Those are seven keys to success in writing. There are more, of course.

But too many keys jangling inside your heads will make such a commotion that you won't be able to think straight, much less see where they apply to you and your novel.




  1. The one about periods being far away made me chuckle.
    I take the never write what you wouldn't say and apply it to language as well. No, I'm not above cussing when I'm mad (and usually in private) but in conversation I don't use those words. So I don't use them in writing. That's just me, but that's how I roll.

  2. I like to hear what Twain has to say, he's another fave. We try to keep all these 'do this but don't do that' rules in our heads, but you're right sometimes it gets noisy.

    Then I follow 'gut instinct' and fix the writing in the edits. My gut has never steered me wrong, so far.

  3. What amazing tips these are. Mr. Twain was truly a man ahead of his time.

  4. Alex:
    Mark Twain has a "novel" way of putting things. Even today, his words make us smile.

    With language, I try to keep in mind that I have no idea the age of the person who will read what I write. I work hard to make my novels "family friendly" while keeping rough language as authentic sounding as possible.

    In FOR WHOM THE BELL TOLLS, Hemingway artfully handled the cursing of a peasant soldier.

    How I roll is usually out of bed way too early and too often on blood runs! :-)

    Like you, I have always loved Mark Twain. Some of the most fun I had writing was putting myself in a paranormal NORTH BY NORTHWEST with the ghosts of Mark Twain and Marlene Dietrich as my fellow fugitives on the run across history and my fictional worlds in GHOST OF A CHANCE.

    You're right: the best writing is when we do it from the heart, going with the flow of the prose. Writing is re-writing really. :-)

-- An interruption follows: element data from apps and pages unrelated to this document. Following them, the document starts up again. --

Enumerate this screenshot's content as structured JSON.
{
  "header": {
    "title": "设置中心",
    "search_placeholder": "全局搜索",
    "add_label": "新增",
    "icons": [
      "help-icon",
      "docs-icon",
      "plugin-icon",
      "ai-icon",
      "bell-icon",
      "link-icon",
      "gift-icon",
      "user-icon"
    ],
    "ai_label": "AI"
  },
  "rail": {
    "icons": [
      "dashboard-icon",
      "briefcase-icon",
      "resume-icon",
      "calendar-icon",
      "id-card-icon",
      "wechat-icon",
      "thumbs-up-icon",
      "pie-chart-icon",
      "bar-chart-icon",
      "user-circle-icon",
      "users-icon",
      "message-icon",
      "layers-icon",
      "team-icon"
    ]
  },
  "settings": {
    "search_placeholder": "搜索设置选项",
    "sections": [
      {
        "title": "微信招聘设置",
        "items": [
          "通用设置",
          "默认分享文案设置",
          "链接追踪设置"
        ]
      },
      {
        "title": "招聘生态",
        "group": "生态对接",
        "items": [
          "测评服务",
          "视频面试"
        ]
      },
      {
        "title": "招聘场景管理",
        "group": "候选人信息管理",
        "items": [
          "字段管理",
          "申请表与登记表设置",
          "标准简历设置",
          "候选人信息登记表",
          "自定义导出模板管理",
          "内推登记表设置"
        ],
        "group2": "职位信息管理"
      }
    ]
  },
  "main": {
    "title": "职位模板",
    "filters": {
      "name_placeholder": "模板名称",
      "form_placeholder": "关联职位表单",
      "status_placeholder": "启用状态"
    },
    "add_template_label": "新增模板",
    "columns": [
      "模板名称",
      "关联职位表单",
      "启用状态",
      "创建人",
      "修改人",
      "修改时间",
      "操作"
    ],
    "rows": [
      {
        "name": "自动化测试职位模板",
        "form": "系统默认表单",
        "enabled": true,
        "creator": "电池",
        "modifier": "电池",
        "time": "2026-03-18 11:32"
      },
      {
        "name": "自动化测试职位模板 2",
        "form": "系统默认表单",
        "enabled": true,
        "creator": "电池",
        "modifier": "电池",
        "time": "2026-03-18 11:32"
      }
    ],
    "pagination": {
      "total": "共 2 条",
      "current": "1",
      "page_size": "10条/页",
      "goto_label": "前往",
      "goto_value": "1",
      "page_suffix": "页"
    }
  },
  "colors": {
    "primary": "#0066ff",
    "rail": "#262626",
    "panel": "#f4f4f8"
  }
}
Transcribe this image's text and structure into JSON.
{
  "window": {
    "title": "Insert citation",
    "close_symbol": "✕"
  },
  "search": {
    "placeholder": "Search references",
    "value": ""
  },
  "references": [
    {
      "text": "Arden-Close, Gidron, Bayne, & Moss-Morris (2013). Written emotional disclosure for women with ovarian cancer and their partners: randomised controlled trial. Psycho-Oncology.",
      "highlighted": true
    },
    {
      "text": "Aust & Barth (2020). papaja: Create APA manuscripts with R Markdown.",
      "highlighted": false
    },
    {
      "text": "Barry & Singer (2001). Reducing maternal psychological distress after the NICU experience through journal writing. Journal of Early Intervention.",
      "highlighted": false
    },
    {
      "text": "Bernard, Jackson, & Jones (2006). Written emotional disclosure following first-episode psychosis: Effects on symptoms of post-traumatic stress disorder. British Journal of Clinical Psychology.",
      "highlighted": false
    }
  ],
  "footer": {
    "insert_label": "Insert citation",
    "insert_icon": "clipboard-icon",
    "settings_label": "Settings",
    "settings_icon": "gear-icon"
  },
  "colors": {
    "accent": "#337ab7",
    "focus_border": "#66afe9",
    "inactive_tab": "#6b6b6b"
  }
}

  5. Optimistic Existentialist:
    Yours was a very thought-provoking post today. Wasn't Mark Twain a wise and witty teacher? :-)

  6. I'm so shocked that they've edited Huckleberry Finn to include the word "slave" over the controversial "n" word. Mark Twain is perhaps the greatest writer America has ever produced. Ah well.

  7. Michael:
    He used the word his characters would have used in that time. The Political Correcters would paint clothes on the works of the great masters if they could.

    Hemingway insisted modern American literature began with Huckleberry Finn and that it was the greatest American novel written. Now, of course, it is 50 SHADES OF GREY. :-)

  8. Raquel:
    I loved that you visited and liked my post enough to comment! :-)